and acceptance of IPG advertising, when in fact such growth and
acceptance did not exist. In these transactions, Yuen and Leung
allegedly created revenue by structuring the transactions so that all or
a portion of the amount to be paid to Gemstar was nominally and falsely
designated as the purchase of IPG advertising in order to inflate IPG
advertising revenue.
The Commission’s complaint further alleges that Yuen and Leung reaped
millions of dollars in financial gains from their fraudulent scheme in
that their compensation was tied to the financial performance of the
company. By fraudulently overstating Gemstar’s revenues, Yuen and Leung
fraudulently inflated their own salaries and bonuses. According to the
complaint, from 2000 through 2002, Yuen received approximately $18.8
million in salary and bonuses; exercised stock options for a taxable
profit of approximately $14.6 million; and realized over $63.6 million
from the disposition of Gemstar stock. In addition, Yuen is seeking
payment of over $29 million as a termination fee and payment of salary,
bonuses, and vacation pay that he claims to be owed by Gemstar.
During this same period, Leung received over $5.3 million in salary and
bonuses, and exercised stock options for a taxable profit of
approximately $4.9 million, according to the complaint.

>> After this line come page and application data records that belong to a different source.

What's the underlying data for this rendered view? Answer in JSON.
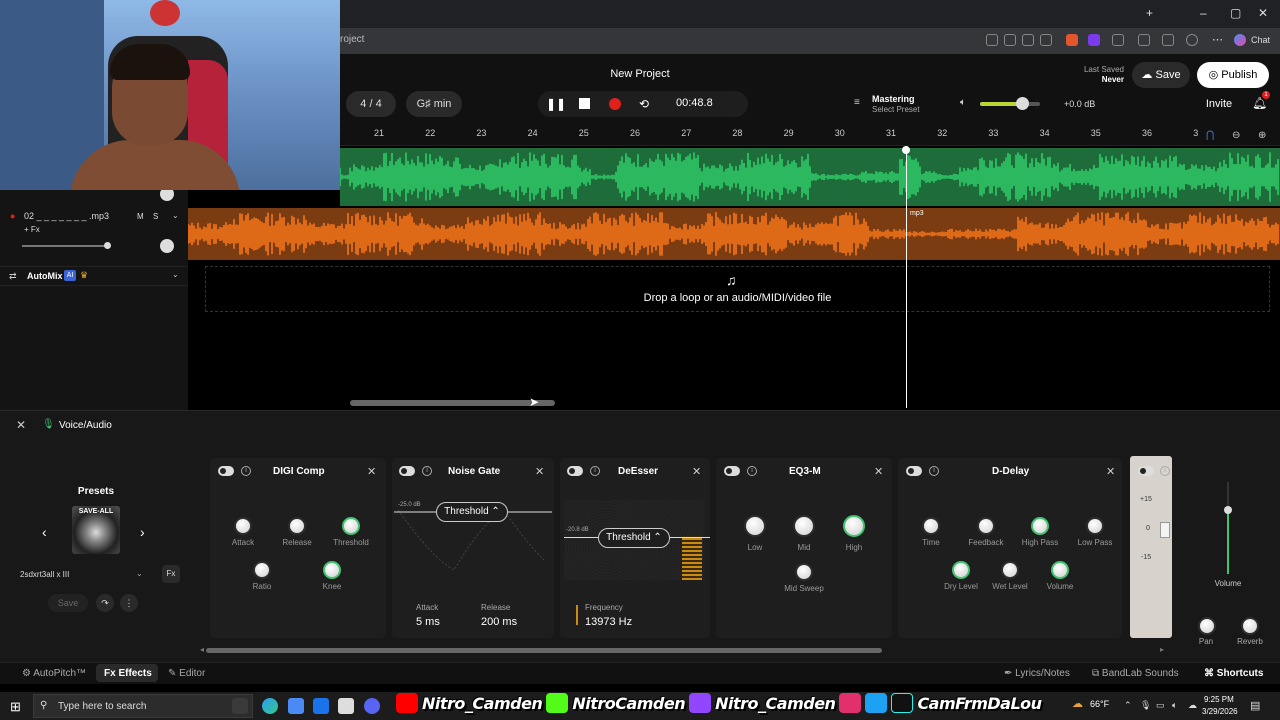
{
  "browser": {
    "address_partial": "roject",
    "chat_label": "Chat"
  },
  "header": {
    "project_title": "New Project",
    "time_signature": "4 / 4",
    "key": "G♯ min",
    "time_display": "00:48.8",
    "mastering_label": "Mastering",
    "mastering_sub": "Select Preset",
    "volume_db": "+0.0 dB",
    "volume_level_percent": 70,
    "last_saved_label": "Last Saved",
    "last_saved_value": "Never",
    "save_label": "Save",
    "publish_label": "Publish",
    "invite_label": "Invite",
    "notification_count": "1"
  },
  "ruler": {
    "bars": [
      "21",
      "22",
      "23",
      "24",
      "25",
      "26",
      "27",
      "28",
      "29",
      "30",
      "31",
      "32",
      "33",
      "34",
      "35",
      "36",
      "3"
    ]
  },
  "tracks": {
    "track2_name": "02 _ _ _ _ _ _ _ .mp3",
    "track2_fx": "+ Fx",
    "track2_mute": "M",
    "track2_solo": "S",
    "track2_clip_label": "mp3",
    "automix_label": "AutoMix",
    "automix_ai": "AI",
    "drop_text": "Drop a loop or an audio/MIDI/video file"
  },
  "fx_panel": {
    "title": "Voice/Audio",
    "presets_label": "Presets",
    "preset_name": "2sdxrt3all x III",
    "preset_art_text": "SAVE-ALL",
    "save_label": "Save",
    "cards": {
      "digi_comp": {
        "title": "DIGI Comp",
        "knobs": [
          "Attack",
          "Release",
          "Threshold",
          "Ratio",
          "Knee"
        ]
      },
      "noise_gate": {
        "title": "Noise Gate",
        "db_readout": "-25.0 dB",
        "threshold_label": "Threshold",
        "attack_label": "Attack",
        "attack_value": "5 ms",
        "release_label": "Release",
        "release_value": "200 ms"
      },
      "deesser": {
        "title": "DeEsser",
        "db_readout": "-20.8 dB",
        "threshold_label": "Threshold",
        "frequency_label": "Frequency",
        "frequency_value": "13973 Hz"
      },
      "eq3m": {
        "title": "EQ3-M",
        "knobs": [
          "Low",
          "Mid",
          "High",
          "Mid Sweep"
        ]
      },
      "ddelay": {
        "title": "D-Delay",
        "knobs": [
          "Time",
          "Feedback",
          "High Pass",
          "Low Pass",
          "Dry Level",
          "Wet Level",
          "Volume"
        ]
      }
    },
    "strip_scale": [
      "+15",
      "0",
      "-15"
    ],
    "volume_label": "Volume",
    "pan_label": "Pan",
    "reverb_label": "Reverb"
  },
  "bottom_bar": {
    "autopitch": "AutoPitch™",
    "effects": "Effects",
    "editor": "Editor",
    "lyrics": "Lyrics/Notes",
    "sounds": "BandLab Sounds",
    "shortcuts": "Shortcuts"
  },
  "taskbar": {
    "search_placeholder": "Type here to search",
    "social": [
      "Nitro_Camden",
      "NitroCamden",
      "Nitro_Camden",
      "CamFrmDaLou"
    ],
    "weather": "66°F",
    "time": "9:25 PM",
    "date": "3/29/2026"
  },
  "colors": {
    "track1_wave": "#32d26a",
    "track2_wave": "#ff7a1a",
    "accent_green": "#3fc46f",
    "record_red": "#e0201a"
  }
}
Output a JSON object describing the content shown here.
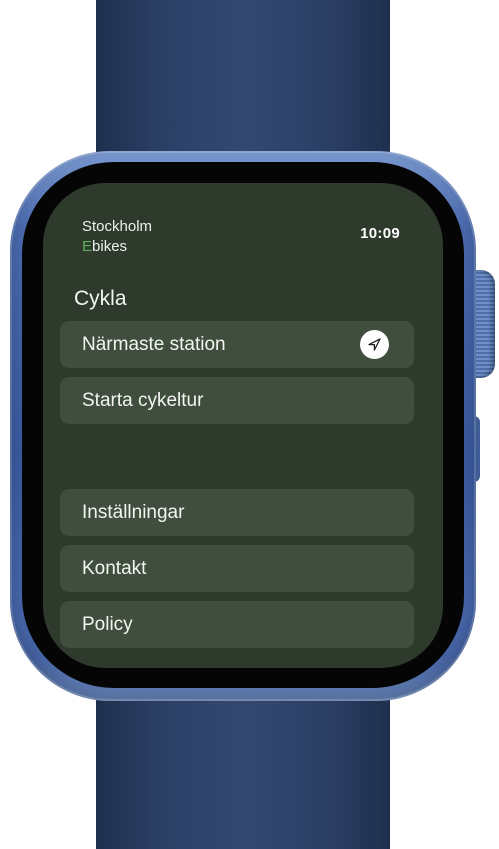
{
  "brand": {
    "line1": "Stockholm",
    "line2_accent": "E",
    "line2_rest": "bikes"
  },
  "status": {
    "time": "10:09"
  },
  "section": {
    "title": "Cykla"
  },
  "menu": {
    "primary": [
      {
        "label": "Närmaste station",
        "icon": "location-arrow-icon"
      },
      {
        "label": "Starta cykeltur"
      }
    ],
    "secondary": [
      {
        "label": "Inställningar"
      },
      {
        "label": "Kontakt"
      },
      {
        "label": "Policy"
      }
    ]
  },
  "colors": {
    "screen_background": "#2d3a2c",
    "menu_item_background": "#3f4e3d",
    "brand_accent": "#5fae5a",
    "case": "#3b5ba1",
    "band": "#2d4168"
  }
}
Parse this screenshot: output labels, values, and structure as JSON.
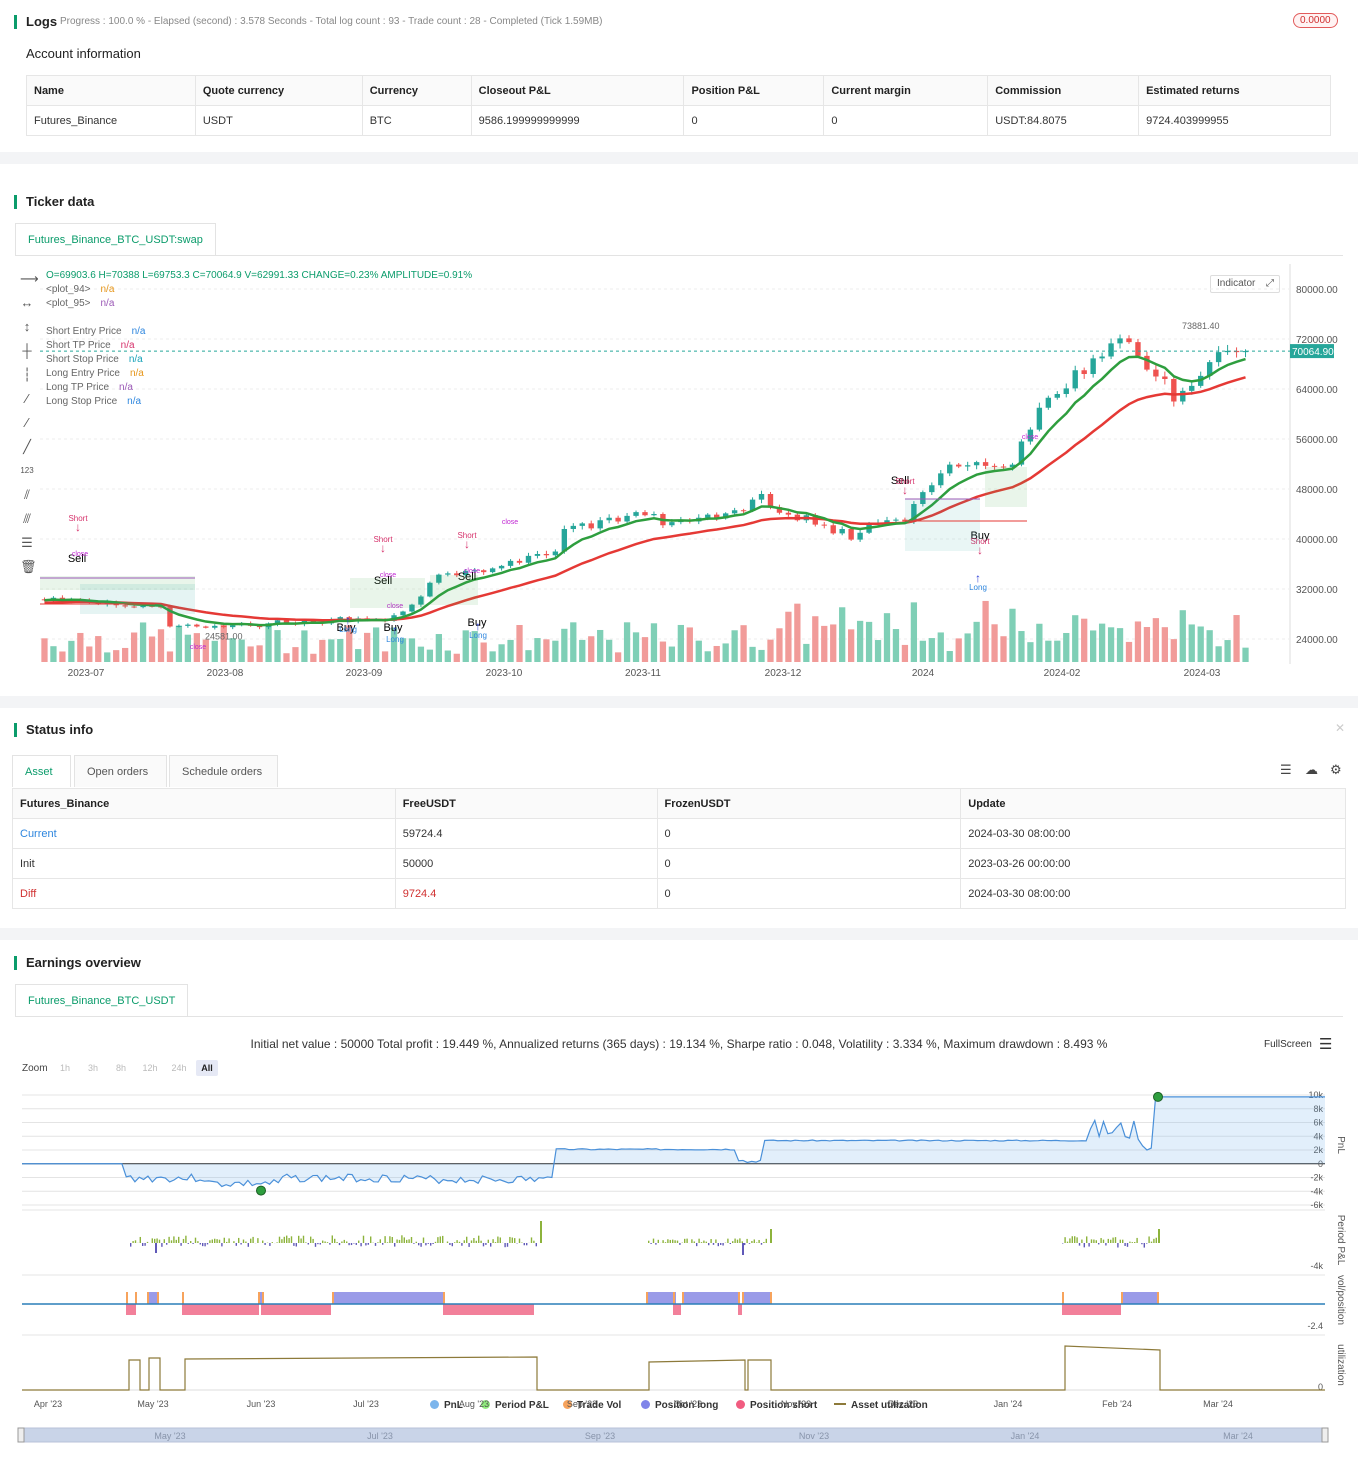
{
  "logs": {
    "title": "Logs",
    "summary": "Progress : 100.0 % - Elapsed (second) : 3.578  Seconds - Total log count : 93 - Trade count : 28 - Completed (Tick 1.59MB)",
    "badge": "0.0000"
  },
  "account": {
    "heading": "Account information",
    "columns": [
      "Name",
      "Quote currency",
      "Currency",
      "Closeout P&L",
      "Position P&L",
      "Current margin",
      "Commission",
      "Estimated returns"
    ],
    "row": [
      "Futures_Binance",
      "USDT",
      "BTC",
      "9586.199999999999",
      "0",
      "0",
      "USDT:84.8075",
      "9724.403999955"
    ]
  },
  "ticker": {
    "title": "Ticker data",
    "tab": "Futures_Binance_BTC_USDT:swap",
    "ohlc": "O=69903.6 H=70388 L=69753.3 C=70064.9 V=62991.33 CHANGE=0.23% AMPLITUDE=0.91%",
    "indicator_button": "Indicator",
    "legend": [
      {
        "label": "<plot_94>",
        "value": "n/a",
        "color": "#e6961a"
      },
      {
        "label": "<plot_95>",
        "value": "n/a",
        "color": "#9b59b6"
      },
      {
        "label": "Short Entry Price",
        "value": "n/a",
        "color": "#2e86de"
      },
      {
        "label": "Short TP Price",
        "value": "n/a",
        "color": "#d6336c"
      },
      {
        "label": "Short Stop Price",
        "value": "n/a",
        "color": "#17a2b8"
      },
      {
        "label": "Long Entry Price",
        "value": "n/a",
        "color": "#e6961a"
      },
      {
        "label": "Long TP Price",
        "value": "n/a",
        "color": "#9b59b6"
      },
      {
        "label": "Long Stop Price",
        "value": "n/a",
        "color": "#2e86de"
      }
    ],
    "price_axis": [
      "80000.00",
      "72000.00",
      "64000.00",
      "56000.00",
      "48000.00",
      "40000.00",
      "32000.00",
      "24000.00"
    ],
    "current_price": "70064.90",
    "high_label": "73881.40",
    "low_label": "24581.00",
    "time_axis": [
      "2023-07",
      "2023-08",
      "2023-09",
      "2023-10",
      "2023-11",
      "2023-12",
      "2024",
      "2024-02",
      "2024-03"
    ],
    "signals": {
      "sell": "Sell",
      "buy": "Buy",
      "short": "Short",
      "long": "Long",
      "close": "close",
      "one": "1"
    }
  },
  "status": {
    "title": "Status info",
    "tabs": [
      "Asset",
      "Open orders",
      "Schedule orders"
    ],
    "columns": [
      "Futures_Binance",
      "FreeUSDT",
      "FrozenUSDT",
      "Update"
    ],
    "rows": [
      [
        "Current",
        "59724.4",
        "0",
        "2024-03-30 08:00:00"
      ],
      [
        "Init",
        "50000",
        "0",
        "2023-03-26 00:00:00"
      ],
      [
        "Diff",
        "9724.4",
        "0",
        "2024-03-30 08:00:00"
      ]
    ]
  },
  "earnings": {
    "title": "Earnings overview",
    "tab": "Futures_Binance_BTC_USDT",
    "summary": "Initial net value : 50000 Total profit : 19.449 %, Annualized returns (365 days) : 19.134 %, Sharpe ratio : 0.048, Volatility : 3.334 %, Maximum drawdown : 8.493 %",
    "fullscreen": "FullScreen",
    "zoom_label": "Zoom",
    "zoom_options": [
      "1h",
      "3h",
      "8h",
      "12h",
      "24h",
      "All"
    ],
    "pnl_axis": [
      "10k",
      "8k",
      "6k",
      "4k",
      "2k",
      "0",
      "-2k",
      "-4k",
      "-6k"
    ],
    "period_axis": "-4k",
    "vol_axis": "-2.4",
    "util_axis": "0",
    "right_labels": [
      "PnL",
      "Period P&L",
      "vol/position",
      "utilization"
    ],
    "time_axis": [
      "Apr '23",
      "May '23",
      "Jun '23",
      "Jul '23",
      "Aug '23",
      "Sep '23",
      "Oct '23",
      "Nov '23",
      "Dec '23",
      "Jan '24",
      "Feb '24",
      "Mar '24"
    ],
    "navigator_axis": [
      "May '23",
      "Jul '23",
      "Sep '23",
      "Nov '23",
      "Jan '24",
      "Mar '24"
    ],
    "legend": [
      {
        "label": "PnL",
        "color": "#7cb5ec"
      },
      {
        "label": "Period P&L",
        "color": "#90ed7d"
      },
      {
        "label": "Trade Vol",
        "color": "#f7a35c"
      },
      {
        "label": "Position long",
        "color": "#8085e9"
      },
      {
        "label": "Position short",
        "color": "#f15c80"
      },
      {
        "label": "Asset utilization",
        "color": "#8d7a3a"
      }
    ]
  },
  "chart_data": [
    {
      "type": "candlestick",
      "title": "",
      "ylim": [
        20000,
        84000
      ],
      "x_range": [
        "2023-06-20",
        "2024-03-30"
      ],
      "closes": [
        30200,
        30600,
        30100,
        30400,
        30200,
        29800,
        29600,
        29900,
        29400,
        29200,
        29100,
        29300,
        29200,
        29100,
        26000,
        26100,
        26300,
        26000,
        25800,
        26100,
        25900,
        26200,
        26500,
        26100,
        25900,
        26300,
        27000,
        26600,
        26400,
        26900,
        26800,
        26500,
        27100,
        27500,
        26800,
        27300,
        27000,
        27200,
        26900,
        27800,
        28400,
        29500,
        30800,
        33000,
        34300,
        34500,
        34200,
        34900,
        35000,
        34700,
        35300,
        35700,
        36500,
        36200,
        37300,
        37600,
        37400,
        38000,
        41600,
        42100,
        42500,
        41700,
        43000,
        43400,
        42800,
        43700,
        44300,
        43800,
        44000,
        42200,
        42700,
        43100,
        42800,
        43400,
        43900,
        43300,
        44100,
        44600,
        44500,
        46300,
        47200,
        45100,
        44200,
        43900,
        43000,
        43800,
        42300,
        42200,
        40900,
        41600,
        39900,
        41000,
        42400,
        42600,
        43000,
        43100,
        42800,
        45600,
        47500,
        48600,
        50500,
        51900,
        51600,
        51800,
        52300,
        51700,
        51600,
        51500,
        51900,
        55600,
        57500,
        61000,
        62600,
        63200,
        64100,
        67000,
        66400,
        68900,
        69200,
        71300,
        72100,
        71500,
        69300,
        67100,
        66000,
        65600,
        62000,
        63700,
        64500,
        66100,
        68300,
        69900,
        70100,
        69900,
        70064
      ]
    },
    {
      "type": "line",
      "title": "",
      "series": [
        {
          "name": "PnL",
          "ylim": [
            -6000,
            10000
          ]
        }
      ],
      "x_range": [
        "2023-03-26",
        "2024-03-30"
      ],
      "final_value": 9724.4
    }
  ]
}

In addition,
she is seeking payment of over $8.1 million as a termination fee and
payment of salary, bonuses, and vacation pay that she claims to be owed.
The SEC’s complaint charges Yuen and Leung with securities fraud, lying
to the auditors, falsifying Gemstar’s books and records, and aiding and
abetting Gemstar’s reporting, record-keeping, and internal controls
violations of the federal securities laws.
Previously, on May 9, 2003, the U.S. District Court in Los Angeles
granted the SEC’s application for an order requiring Gemstar to escrow
for 45 days any extraordinary payments to any of its directors,
officers, partners, controlling persons, agents, or employees pursuant
to Section 1103 of the Sarbanes-Oxley Act of 2002. The Court’s order
placed in escrow, subject to court supervision, approximately $37.64
million in cash payments that Gemstar had previously agreed to pay to
Yuen and Leung.
The Commission’s investigation into the conduct of others is continuing.
[SEC v. Henry C. Yuen and Elsie M. Leung, Case No. CV 03-4376 NM, MANx,
CD Cal.] (LR-18199; AAE Rel. 1805; Press Rel. 2003-75)
SEC News Digest Issue 2003-118